Speeches, Interviews & Other Statements

Complete list of 8,000+ Thatcher statements & texts of many of them

1960 Mar 21 Mo
Margaret Thatcher

Speech to Finchley Conservatives (Association AGM)

Document type: Speeches, interviews, etc.
Document kind: Speech
Venue: Conservative Hall, 267 Ballards Lane, Finchley
Source: Finchley Times, 25 March 1960
Journalist: -
Editorial comments: The Finchley Press, 25 March 1960, adds: "While Mrs Margaret Thatcher, MP for Finchley and Friern Barnet, was speaking at the Conservatives’ annual general meeting on Monday she apologised for the quietness of her voice because "I have been reading stories to a sick child". Only a handful of friends there knew that she was referring to one of her own children, six year old twin, Mark, who was recovering from an appendicitis operation in Farnborough Hospital".
Importance ranking: Minor
Word count: 550
Themes: Employment, By-elections, Taxation, Foreign policy (general discussions), Foreign policy (Africa), Foreign policy (Asia)

Finchley Conservatives Honour Sir John Crowder

Sir John Crowder, M.P. for Finchley from 1935 until the general election last year, was presented with an illuminated address at the annual meeting of Finchley and Friern Barnet Conservative Association on Monday. He was accompanied by Lady Crowder.

His successor, Mrs. Margaret Thatcher, M.P., accompanied by her husband, received an enthusiastic reception.

The Divisional chairman, Mr. C. H. Blatch congratulated the various sections of the Association on their succesful work in 1959, when they won eleven Council seats out of fourteen, in addition to returning Mrs. Thatcher as their M.P. with an increased majority.

“Our cause is good and at its highest peak,” he declared. If we push the Conservative way of life then success will continue to come our way. If we slip from the successes we have now gained it will take many years to recover.”

The financial report by Councillor E. Fergusson Taylor, showed a successful financial year.
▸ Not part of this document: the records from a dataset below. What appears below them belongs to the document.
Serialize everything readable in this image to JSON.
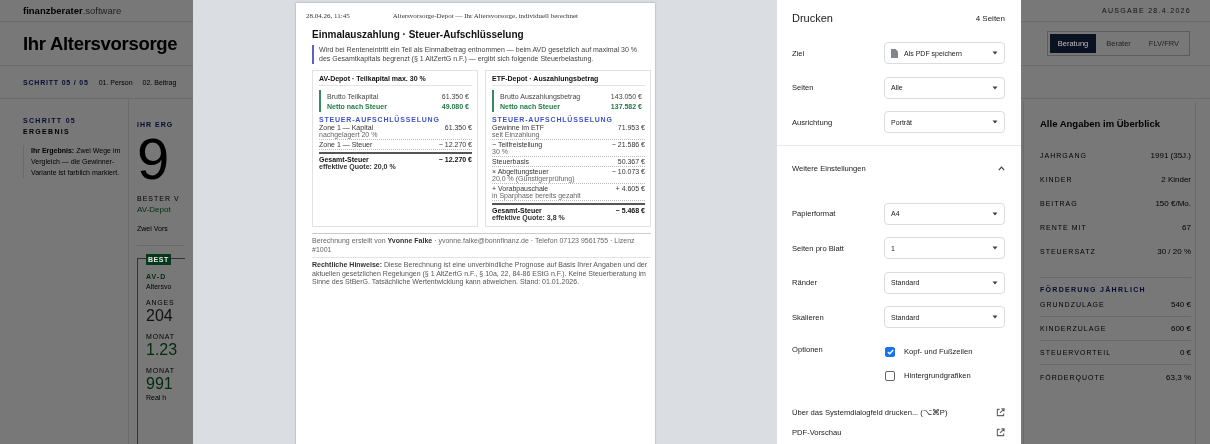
{
  "app": {
    "logo": {
      "name": "finanzberater",
      "suffix": ".software"
    },
    "edition": "AUSGABE 28.4.2026",
    "title": "Ihr Altersvorsorge",
    "view_tabs": [
      {
        "label": "Beratung",
        "selected": true
      },
      {
        "label": "Berater",
        "selected": false
      },
      {
        "label": "FLV/FRV",
        "selected": false
      }
    ],
    "stepper": {
      "label": "SCHRITT 05 / 05",
      "steps": [
        "01. Person",
        "02. Beitrag"
      ]
    },
    "sidebar": {
      "step": "SCHRITT 05",
      "name": "ERGEBNIS",
      "note": "**Ihr Ergebnis:** Zwei Wege im Vergleich — die Gewinner-Variante ist farblich markiert."
    },
    "result": {
      "label": "IHR ERG",
      "value": "9",
      "best_label": "BESTER V",
      "best_name": "AV-Depot",
      "intro": "Zwei Vors",
      "card": {
        "badge": "BEST",
        "title": "AV-D",
        "subtitle": "Altersvo",
        "metrics": [
          {
            "label": "ANGES",
            "value": "204",
            "kind": "plain"
          },
          {
            "label": "MONAT",
            "value": "1.23",
            "kind": "highlight"
          },
          {
            "label": "MONAT",
            "value": "991",
            "kind": "highlight",
            "note": "Real h"
          }
        ]
      }
    },
    "summary": {
      "title": "Alle Angaben im Überblick",
      "rows": [
        {
          "label": "JAHRGANG",
          "value": "1991 (35J.)"
        },
        {
          "label": "KINDER",
          "value": "2 Kinder"
        },
        {
          "label": "BEITRAG",
          "value": "150 €/Mo."
        },
        {
          "label": "RENTE MIT",
          "value": "67"
        },
        {
          "label": "STEUERSATZ",
          "value": "30 / 20 %"
        }
      ],
      "section": "FÖRDERUNG JÄHRLICH",
      "section_rows": [
        {
          "label": "GRUNDZULAGE",
          "value": "540 €"
        },
        {
          "label": "KINDERZULAGE",
          "value": "600 €"
        },
        {
          "label": "STEUERVORTEIL",
          "value": "0 €"
        },
        {
          "label": "FÖRDERQUOTE",
          "value": "63,3 %"
        }
      ]
    }
  },
  "print_dialog": {
    "preview": {
      "page_date": "28.04.26, 11:45",
      "page_header": "Altersvorsorge-Depot — Ihr Altersvorsorge, individuell berechnet",
      "title": "Einmalauszahlung · Steuer-Aufschlüsselung",
      "intro": "Wird bei Renteneintritt ein Teil als Einmalbetrag entnommen — beim AVD gesetzlich auf maximal 30 % des Gesamtkapitals begrenzt (§ 1 AltZertG n.F.) — ergibt sich folgende Steuerbelastung.",
      "cards": [
        {
          "title": "AV-Depot · Teilkapital max. 30 %",
          "summary": [
            {
              "label": "Brutto Teilkapital",
              "value": "61.350 €",
              "kind": "gross"
            },
            {
              "label": "Netto nach Steuer",
              "value": "49.080 €",
              "kind": "net"
            }
          ],
          "breakdown_title": "STEUER-AUFSCHLÜSSELUNG",
          "items": [
            {
              "label": "Zone 1 — Kapital",
              "value": "61.350 €",
              "note": "nachgelagert 20 %"
            },
            {
              "label": "Zone 1 — Steuer",
              "value": "− 12.270 €"
            }
          ],
          "total": {
            "label": "Gesamt-Steuer",
            "value": "− 12.270 €",
            "note": "effektive Quote: 20,0 %"
          }
        },
        {
          "title": "ETF-Depot · Auszahlungsbetrag",
          "summary": [
            {
              "label": "Brutto Auszahlungsbetrag",
              "value": "143.050 €",
              "kind": "gross"
            },
            {
              "label": "Netto nach Steuer",
              "value": "137.582 €",
              "kind": "net"
            }
          ],
          "breakdown_title": "STEUER-AUFSCHLÜSSELUNG",
          "items": [
            {
              "label": "Gewinne im ETF",
              "value": "71.953 €",
              "note": "seit Einzahlung"
            },
            {
              "label": "− Teilfreistellung",
              "value": "− 21.586 €",
              "note": "30 %"
            },
            {
              "label": "Steuerbasis",
              "value": "50.367 €"
            },
            {
              "label": "× Abgeltungsteuer",
              "value": "− 10.073 €",
              "note": "20,0 % (Günstigerprüfung)"
            },
            {
              "label": "+ Vorabpauschale",
              "value": "+ 4.605 €",
              "note": "in Sparphase bereits gezahlt"
            }
          ],
          "total": {
            "label": "Gesamt-Steuer",
            "value": "− 5.468 €",
            "note": "effektive Quote: 3,8 %"
          }
        }
      ],
      "author_line": "Berechnung erstellt von **Yvonne Falke** · yvonne.falke@bonnfinanz.de · Telefon 07123 9561755 · Lizenz #1001",
      "legal": "**Rechtliche Hinweise:** Diese Berechnung ist eine unverbindliche Prognose auf Basis Ihrer Angaben und der aktuellen gesetzlichen Regelungen (§ 1 AltZertG n.F., § 10a, 22, 84-86 EStG n.F.). Keine Steuerberatung im Sinne des StBerG. Tatsächliche Wertentwicklung kann abweichen. Stand: 01.01.2026."
    },
    "settings": {
      "title": "Drucken",
      "page_count": "4 Seiten",
      "fields": [
        {
          "label": "Ziel",
          "value": "Als PDF speichern",
          "kind": "destination"
        },
        {
          "label": "Seiten",
          "value": "Alle",
          "kind": "select"
        },
        {
          "label": "Ausrichtung",
          "value": "Porträt",
          "kind": "select"
        }
      ],
      "more": {
        "label": "Weitere Einstellungen",
        "expanded": true
      },
      "more_fields": [
        {
          "label": "Papierformat",
          "value": "A4",
          "kind": "select"
        },
        {
          "label": "Seiten pro Blatt",
          "value": "1",
          "kind": "select"
        },
        {
          "label": "Ränder",
          "value": "Standard",
          "kind": "select"
        },
        {
          "label": "Skalieren",
          "value": "Standard",
          "kind": "select"
        }
      ],
      "options": {
        "label": "Optionen",
        "checkboxes": [
          {
            "label": "Kopf- und Fußzeilen",
            "checked": true
          },
          {
            "label": "Hintergrundgrafiken",
            "checked": false
          }
        ]
      },
      "links": [
        "Über das Systemdialogfeld drucken... (⌥⌘P)",
        "PDF-Vorschau"
      ]
    }
  }
}
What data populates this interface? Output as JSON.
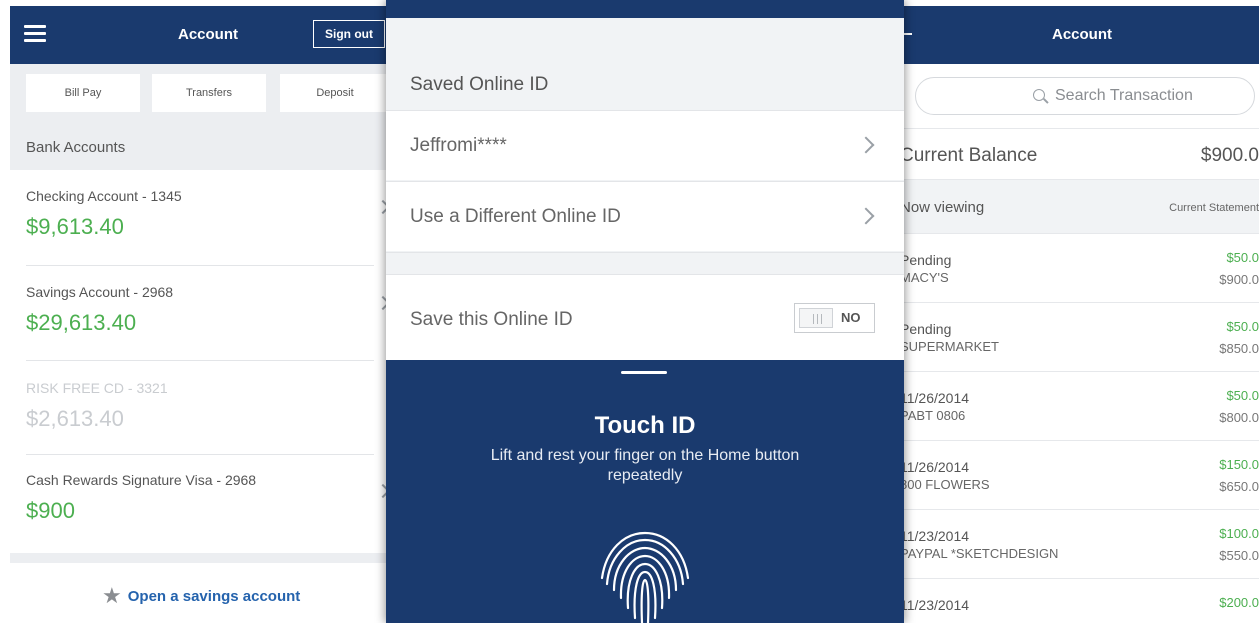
{
  "left_panel": {
    "title": "Account",
    "sign_out": "Sign out",
    "quick_actions": [
      "Bill Pay",
      "Transfers",
      "Deposit"
    ],
    "section_title": "Bank Accounts",
    "accounts": [
      {
        "name": "Checking Account - 1345",
        "balance": "$9,613.40",
        "disabled": false
      },
      {
        "name": "Savings Account - 2968",
        "balance": "$29,613.40",
        "disabled": false
      },
      {
        "name": "RISK FREE CD - 3321",
        "balance": "$2,613.40",
        "disabled": true
      },
      {
        "name": "Cash Rewards Signature Visa - 2968",
        "balance": "$900",
        "disabled": false
      }
    ],
    "open_savings": "Open a savings account",
    "open_savings_icon": "star-icon"
  },
  "middle_panel": {
    "saved_header": "Saved Online ID",
    "saved_id": "Jeffromi****",
    "different_id": "Use a Different Online ID",
    "save_label": "Save this Online ID",
    "save_toggle_state": "NO",
    "touch_title": "Touch ID",
    "touch_desc": "Lift and rest your finger on the Home button repeatedly",
    "touch_icon": "fingerprint-icon"
  },
  "right_panel": {
    "title": "Account",
    "search_placeholder": "Search Transaction",
    "current_balance_label": "Current Balance",
    "current_balance_value": "$900.0",
    "now_viewing_label": "Now viewing",
    "statement_label": "Current Statement",
    "transactions": [
      {
        "date": "Pending",
        "merchant": "MACY'S",
        "amount": "$50.0",
        "balance": "$900.0"
      },
      {
        "date": "Pending",
        "merchant": "SUPERMARKET",
        "amount": "$50.0",
        "balance": "$850.0"
      },
      {
        "date": "11/26/2014",
        "merchant": "PABT 0806",
        "amount": "$50.0",
        "balance": "$800.0"
      },
      {
        "date": "11/26/2014",
        "merchant": "800 FLOWERS",
        "amount": "$150.0",
        "balance": "$650.0"
      },
      {
        "date": "11/23/2014",
        "merchant": "PAYPAL *SKETCHDESIGN",
        "amount": "$100.0",
        "balance": "$550.0"
      },
      {
        "date": "11/23/2014",
        "merchant": "",
        "amount": "$200.0",
        "balance": ""
      }
    ]
  },
  "colors": {
    "navy": "#1a3a6e",
    "green": "#4caf50",
    "link_blue": "#2563ad"
  }
}
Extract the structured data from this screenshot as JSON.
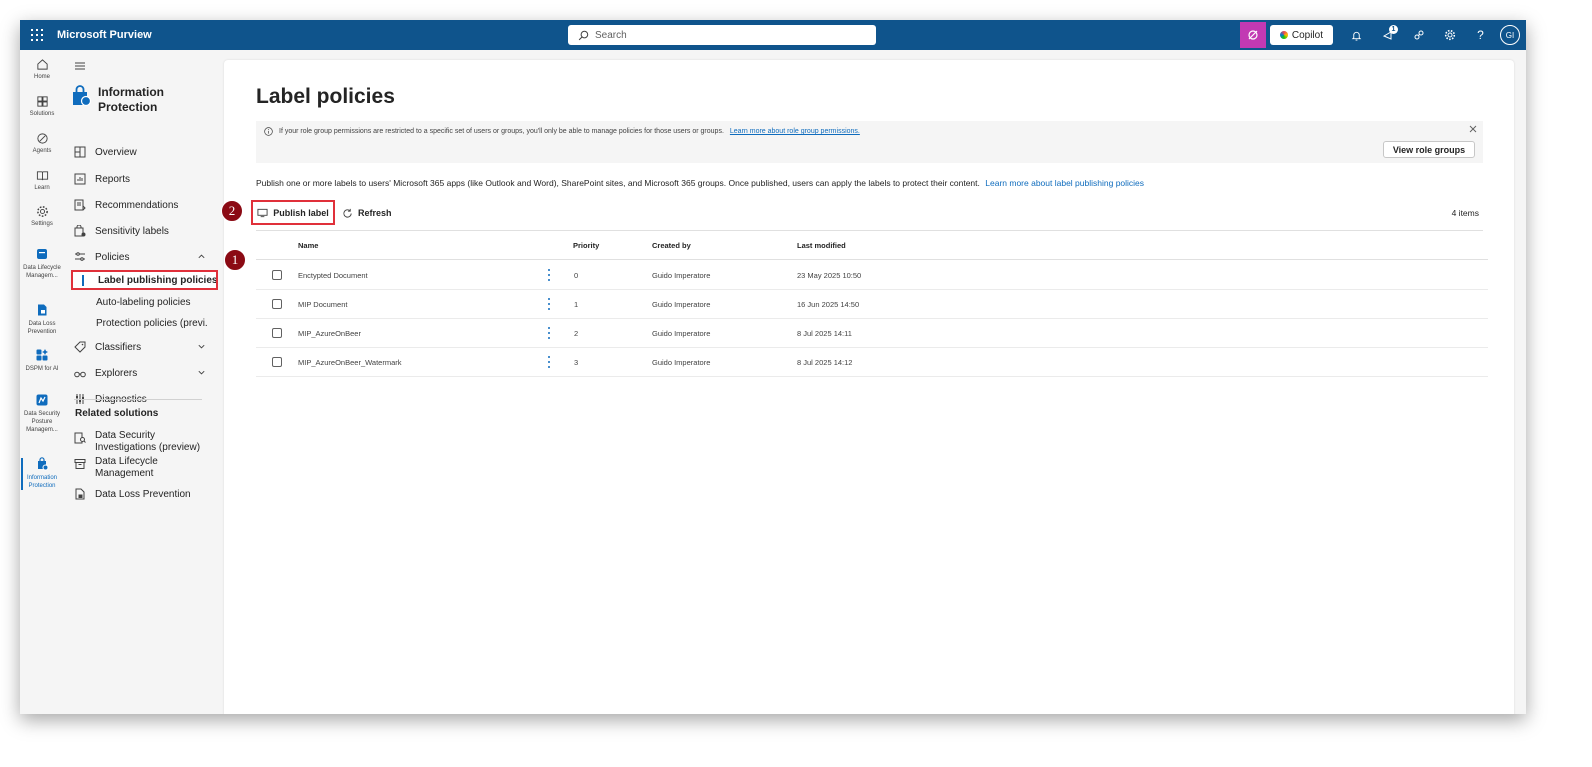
{
  "topbar": {
    "app_title": "Microsoft Purview",
    "search_placeholder": "Search",
    "copilot_label": "Copilot",
    "notifications_badge": "1",
    "avatar_initials": "GI"
  },
  "rail": {
    "items": [
      {
        "label": "Home",
        "icon": "home-icon"
      },
      {
        "label": "Solutions",
        "icon": "solutions-icon"
      },
      {
        "label": "Agents",
        "icon": "agents-icon"
      },
      {
        "label": "Learn",
        "icon": "learn-icon"
      },
      {
        "label": "Settings",
        "icon": "settings-icon"
      },
      {
        "label": "Data Lifecycle Managem...",
        "icon": "data-lifecycle-icon"
      },
      {
        "label": "Data Loss Prevention",
        "icon": "dlp-icon"
      },
      {
        "label": "DSPM for AI",
        "icon": "dspm-ai-icon"
      },
      {
        "label": "Data Security Posture Managem...",
        "icon": "dspm-icon"
      },
      {
        "label": "Information Protection",
        "icon": "information-protection-icon"
      }
    ]
  },
  "nav": {
    "solution_title": "Information Protection",
    "items": {
      "overview": "Overview",
      "reports": "Reports",
      "recommendations": "Recommendations",
      "sensitivity_labels": "Sensitivity labels",
      "policies": "Policies",
      "label_publishing_policies": "Label publishing policies",
      "auto_labeling_policies": "Auto-labeling policies",
      "protection_policies": "Protection policies (previ...",
      "classifiers": "Classifiers",
      "explorers": "Explorers",
      "diagnostics": "Diagnostics"
    },
    "related_title": "Related solutions",
    "related": {
      "dsi_line1": "Data Security",
      "dsi_line2": "Investigations (preview)",
      "dlm_line1": "Data Lifecycle",
      "dlm_line2": "Management",
      "dlp": "Data Loss Prevention"
    }
  },
  "main": {
    "title": "Label policies",
    "info_text": "If your role group permissions are restricted to a specific set of users or groups, you'll only be able to manage policies for those users or groups.",
    "info_link": "Learn more about role group permissions.",
    "view_role_groups": "View role groups",
    "description": "Publish one or more labels to users' Microsoft 365 apps (like Outlook and Word), SharePoint sites, and Microsoft 365 groups. Once published, users can apply the labels to protect their content.",
    "description_link": "Learn more about label publishing policies",
    "publish_label": "Publish label",
    "refresh": "Refresh",
    "item_count": "4 items",
    "columns": {
      "name": "Name",
      "priority": "Priority",
      "created_by": "Created by",
      "last_modified": "Last modified"
    },
    "rows": [
      {
        "name": "Enctypted Document",
        "priority": "0",
        "created_by": "Guido Imperatore",
        "last_modified": "23 May 2025 10:50"
      },
      {
        "name": "MIP Document",
        "priority": "1",
        "created_by": "Guido Imperatore",
        "last_modified": "16 Jun 2025 14:50"
      },
      {
        "name": "MIP_AzureOnBeer",
        "priority": "2",
        "created_by": "Guido Imperatore",
        "last_modified": "8 Jul 2025 14:11"
      },
      {
        "name": "MIP_AzureOnBeer_Watermark",
        "priority": "3",
        "created_by": "Guido Imperatore",
        "last_modified": "8 Jul 2025 14:12"
      }
    ]
  },
  "callouts": {
    "one": "1",
    "two": "2"
  },
  "colors": {
    "topbar": "#0f548c",
    "accent": "#0f6cbd",
    "highlight": "#e0303a",
    "marker": "#8b0a14",
    "copilot_button": "#c239b3"
  }
}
It was with regret that, after six years as treasurer, he was unable to seek re-election in view of his other public work.

Mrs. Thatcher thanked all the officers of the Division and wards for their work during the election campaign.

Speaking of the Brighouse bye-election, she said they won the seat by supreme organisation and a sound policy.

What happened in Parliament affected everybody, she said. Unemployment had been improved to a great extent compared with last year. We were faced with absolute boom conditions, though there were pockets of unemployment in some parts of the country.

She did not think there would be any great financial concessions this year, but she would like to see the end of Schedule A.

On the subject of Africa, she said there was no simple solution to the problem. Some white people had been there for three and more generations and they should not be turned out. We also had problems over Russia and Germany and, perhaps in a few years time, with China as a nuclear power.

Mr. A. D. C. Miller, president, presenting the illuminated scroll to Sir John Crowder, said he was present when Sir John was first elected in 1935. He thanked him for all he had done for the Conservative cause in Finchley.

He mentioned that when the Rent Act was before Parliament, Sir John introduced an amendment which prevented many people from being evicted.

“This is positively my last appearance on a public platform in Finchley, but I hope to see many of you from time to time,” said Sir John.

He congratulated Mrs. Thatcher on her election and wished her well in Parliament.

He added that he was proud to have been granted the Freedom of the Borough.

Lady Crowder also thanked the gathering for all the kindness shown her during their 24 years association and said she, too, hoped to be among them from time to time.

Officers elected were: President: Mr. A. C. D. Miller; treasurer, Mr. E. M. Morgan: assist, treasurer: Mr. John Drinkwater; secretary, County Cllr. Miss J. L. Scott.